Dataset rows for apps and sites:
◇ ◇ ◇ ◇ ◇
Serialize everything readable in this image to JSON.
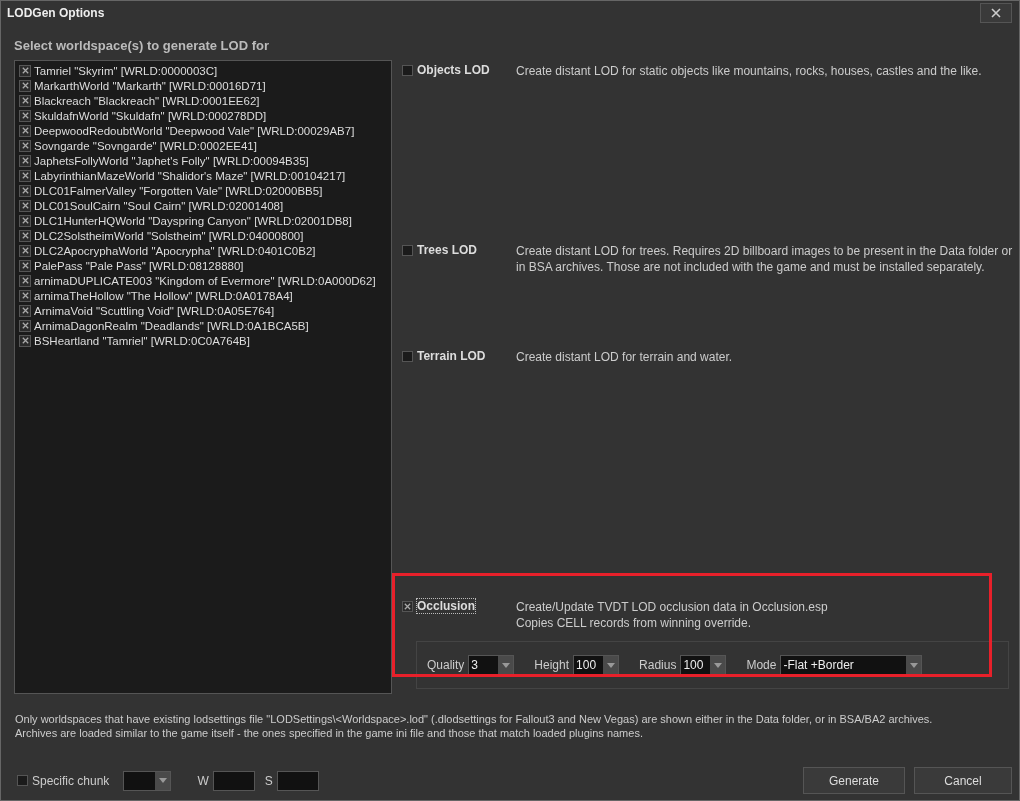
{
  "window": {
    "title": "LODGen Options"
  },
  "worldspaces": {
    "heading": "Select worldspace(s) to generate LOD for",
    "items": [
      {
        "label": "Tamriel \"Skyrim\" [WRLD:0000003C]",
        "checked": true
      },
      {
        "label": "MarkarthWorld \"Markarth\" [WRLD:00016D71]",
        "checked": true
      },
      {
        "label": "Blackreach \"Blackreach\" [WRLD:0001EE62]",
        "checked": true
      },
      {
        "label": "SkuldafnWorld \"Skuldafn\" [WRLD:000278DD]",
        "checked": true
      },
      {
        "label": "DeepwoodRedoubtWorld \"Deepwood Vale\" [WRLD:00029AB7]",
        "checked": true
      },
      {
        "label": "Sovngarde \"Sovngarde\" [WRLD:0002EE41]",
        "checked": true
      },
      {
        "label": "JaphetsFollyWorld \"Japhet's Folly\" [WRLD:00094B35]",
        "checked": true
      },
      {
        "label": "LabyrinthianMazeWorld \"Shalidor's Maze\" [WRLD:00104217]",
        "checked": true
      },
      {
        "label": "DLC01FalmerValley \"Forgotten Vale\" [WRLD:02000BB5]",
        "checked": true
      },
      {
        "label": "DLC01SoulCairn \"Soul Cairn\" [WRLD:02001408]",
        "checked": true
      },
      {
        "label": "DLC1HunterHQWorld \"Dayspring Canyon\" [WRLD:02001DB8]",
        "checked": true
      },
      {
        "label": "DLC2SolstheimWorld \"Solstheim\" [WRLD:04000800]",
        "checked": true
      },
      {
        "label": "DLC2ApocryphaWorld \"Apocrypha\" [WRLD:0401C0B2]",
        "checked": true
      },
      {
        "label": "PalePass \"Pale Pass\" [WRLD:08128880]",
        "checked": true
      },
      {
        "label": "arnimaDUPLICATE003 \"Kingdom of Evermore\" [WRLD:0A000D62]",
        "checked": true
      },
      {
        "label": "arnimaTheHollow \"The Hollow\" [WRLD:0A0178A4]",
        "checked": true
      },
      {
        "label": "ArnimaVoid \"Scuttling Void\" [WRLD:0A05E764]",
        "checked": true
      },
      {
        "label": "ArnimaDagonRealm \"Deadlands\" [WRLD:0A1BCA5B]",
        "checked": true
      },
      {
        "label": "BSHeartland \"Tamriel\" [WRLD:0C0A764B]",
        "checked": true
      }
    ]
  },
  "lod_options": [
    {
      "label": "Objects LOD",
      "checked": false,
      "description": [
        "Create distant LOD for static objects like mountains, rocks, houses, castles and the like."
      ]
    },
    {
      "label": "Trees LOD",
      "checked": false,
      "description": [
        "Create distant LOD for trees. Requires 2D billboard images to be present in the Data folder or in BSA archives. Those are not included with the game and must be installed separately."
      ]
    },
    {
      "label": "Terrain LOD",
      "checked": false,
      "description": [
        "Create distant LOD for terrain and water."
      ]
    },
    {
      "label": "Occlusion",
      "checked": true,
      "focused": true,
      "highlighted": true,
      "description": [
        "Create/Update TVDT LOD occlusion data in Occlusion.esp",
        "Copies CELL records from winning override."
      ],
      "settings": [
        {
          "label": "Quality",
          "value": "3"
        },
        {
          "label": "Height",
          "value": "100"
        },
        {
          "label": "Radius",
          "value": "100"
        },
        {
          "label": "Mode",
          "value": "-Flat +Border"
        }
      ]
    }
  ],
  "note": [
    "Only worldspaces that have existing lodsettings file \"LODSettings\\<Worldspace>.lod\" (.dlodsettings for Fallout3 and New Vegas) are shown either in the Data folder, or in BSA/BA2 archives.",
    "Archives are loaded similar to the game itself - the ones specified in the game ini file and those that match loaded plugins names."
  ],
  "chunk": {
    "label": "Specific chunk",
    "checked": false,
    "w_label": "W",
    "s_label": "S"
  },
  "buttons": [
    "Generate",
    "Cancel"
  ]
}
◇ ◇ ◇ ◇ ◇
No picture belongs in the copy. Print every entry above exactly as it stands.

Exercise answer:
Serialize everything readable in this image to JSON.
{
  "window": {
    "title": "LODGen Options"
  },
  "worldspaces": {
    "heading": "Select worldspace(s) to generate LOD for",
    "items": [
      {
        "label": "Tamriel \"Skyrim\" [WRLD:0000003C]",
        "checked": true
      },
      {
        "label": "MarkarthWorld \"Markarth\" [WRLD:00016D71]",
        "checked": true
      },
      {
        "label": "Blackreach \"Blackreach\" [WRLD:0001EE62]",
        "checked": true
      },
      {
        "label": "SkuldafnWorld \"Skuldafn\" [WRLD:000278DD]",
        "checked": true
      },
      {
        "label": "DeepwoodRedoubtWorld \"Deepwood Vale\" [WRLD:00029AB7]",
        "checked": true
      },
      {
        "label": "Sovngarde \"Sovngarde\" [WRLD:0002EE41]",
        "checked": true
      },
      {
        "label": "JaphetsFollyWorld \"Japhet's Folly\" [WRLD:00094B35]",
        "checked": true
      },
      {
        "label": "LabyrinthianMazeWorld \"Shalidor's Maze\" [WRLD:00104217]",
        "checked": true
      },
      {
        "label": "DLC01FalmerValley \"Forgotten Vale\" [WRLD:02000BB5]",
        "checked": true
      },
      {
        "label": "DLC01SoulCairn \"Soul Cairn\" [WRLD:02001408]",
        "checked": true
      },
      {
        "label": "DLC1HunterHQWorld \"Dayspring Canyon\" [WRLD:02001DB8]",
        "checked": true
      },
      {
        "label": "DLC2SolstheimWorld \"Solstheim\" [WRLD:04000800]",
        "checked": true
      },
      {
        "label": "DLC2ApocryphaWorld \"Apocrypha\" [WRLD:0401C0B2]",
        "checked": true
      },
      {
        "label": "PalePass \"Pale Pass\" [WRLD:08128880]",
        "checked": true
      },
      {
        "label": "arnimaDUPLICATE003 \"Kingdom of Evermore\" [WRLD:0A000D62]",
        "checked": true
      },
      {
        "label": "arnimaTheHollow \"The Hollow\" [WRLD:0A0178A4]",
        "checked": true
      },
      {
        "label": "ArnimaVoid \"Scuttling Void\" [WRLD:0A05E764]",
        "checked": true
      },
      {
        "label": "ArnimaDagonRealm \"Deadlands\" [WRLD:0A1BCA5B]",
        "checked": true
      },
      {
        "label": "BSHeartland \"Tamriel\" [WRLD:0C0A764B]",
        "checked": true
      }
    ]
  },
  "lod_options": [
    {
      "label": "Objects LOD",
      "checked": false,
      "description": [
        "Create distant LOD for static objects like mountains, rocks, houses, castles and the like."
      ]
    },
    {
      "label": "Trees LOD",
      "checked": false,
      "description": [
        "Create distant LOD for trees. Requires 2D billboard images to be present in the Data folder or in BSA archives. Those are not included with the game and must be installed separately."
      ]
    },
    {
      "label": "Terrain LOD",
      "checked": false,
      "description": [
        "Create distant LOD for terrain and water."
      ]
    },
    {
      "label": "Occlusion",
      "checked": true,
      "focused": true,
      "highlighted": true,
      "description": [
        "Create/Update TVDT LOD occlusion data in Occlusion.esp",
        "Copies CELL records from winning override."
      ],
      "settings": [
        {
          "label": "Quality",
          "value": "3"
        },
        {
          "label": "Height",
          "value": "100"
        },
        {
          "label": "Radius",
          "value": "100"
        },
        {
          "label": "Mode",
          "value": "-Flat +Border"
        }
      ]
    }
  ],
  "note": [
    "Only worldspaces that have existing lodsettings file \"LODSettings\\<Worldspace>.lod\" (.dlodsettings for Fallout3 and New Vegas) are shown either in the Data folder, or in BSA/BA2 archives.",
    "Archives are loaded similar to the game itself - the ones specified in the game ini file and those that match loaded plugins names."
  ],
  "chunk": {
    "label": "Specific chunk",
    "checked": false,
    "w_label": "W",
    "s_label": "S"
  },
  "buttons": [
    "Generate",
    "Cancel"
  ]
}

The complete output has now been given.